What is needed: When copying the records below, keep every word as it is and drop the images.

Entries supplied:
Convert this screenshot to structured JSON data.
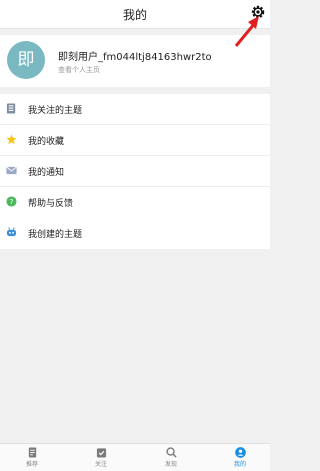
{
  "header": {
    "title": "我的"
  },
  "profile": {
    "avatar_text": "即",
    "username": "即刻用户_fm044ltj84163hwr2to",
    "link": "查看个人主页"
  },
  "menu1": [
    {
      "label": "我关注的主题",
      "icon": "topic-list-icon"
    },
    {
      "label": "我的收藏",
      "icon": "star-icon"
    },
    {
      "label": "我的通知",
      "icon": "mail-icon"
    },
    {
      "label": "帮助与反馈",
      "icon": "help-icon"
    }
  ],
  "menu2": [
    {
      "label": "我创建的主题",
      "icon": "robot-icon"
    }
  ],
  "tabs": [
    {
      "label": "推荐",
      "icon": "doc-icon"
    },
    {
      "label": "关注",
      "icon": "check-icon"
    },
    {
      "label": "发现",
      "icon": "search-icon"
    },
    {
      "label": "我的",
      "icon": "user-icon",
      "active": true
    }
  ],
  "colors": {
    "accent": "#1a8ee3",
    "avatar": "#7ab8c2",
    "annotation_arrow": "#e02020"
  }
}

Reply:
Convert this screenshot to structured JSON data.
{
  "header": {
    "title": "我的"
  },
  "profile": {
    "avatar_text": "即",
    "username": "即刻用户_fm044ltj84163hwr2to",
    "link": "查看个人主页"
  },
  "menu1": [
    {
      "label": "我关注的主题",
      "icon": "topic-list-icon"
    },
    {
      "label": "我的收藏",
      "icon": "star-icon"
    },
    {
      "label": "我的通知",
      "icon": "mail-icon"
    },
    {
      "label": "帮助与反馈",
      "icon": "help-icon"
    }
  ],
  "menu2": [
    {
      "label": "我创建的主题",
      "icon": "robot-icon"
    }
  ],
  "tabs": [
    {
      "label": "推荐",
      "icon": "doc-icon"
    },
    {
      "label": "关注",
      "icon": "check-icon"
    },
    {
      "label": "发现",
      "icon": "search-icon"
    },
    {
      "label": "我的",
      "icon": "user-icon",
      "active": true
    }
  ],
  "colors": {
    "accent": "#1a8ee3",
    "avatar": "#7ab8c2",
    "annotation_arrow": "#e02020"
  }
}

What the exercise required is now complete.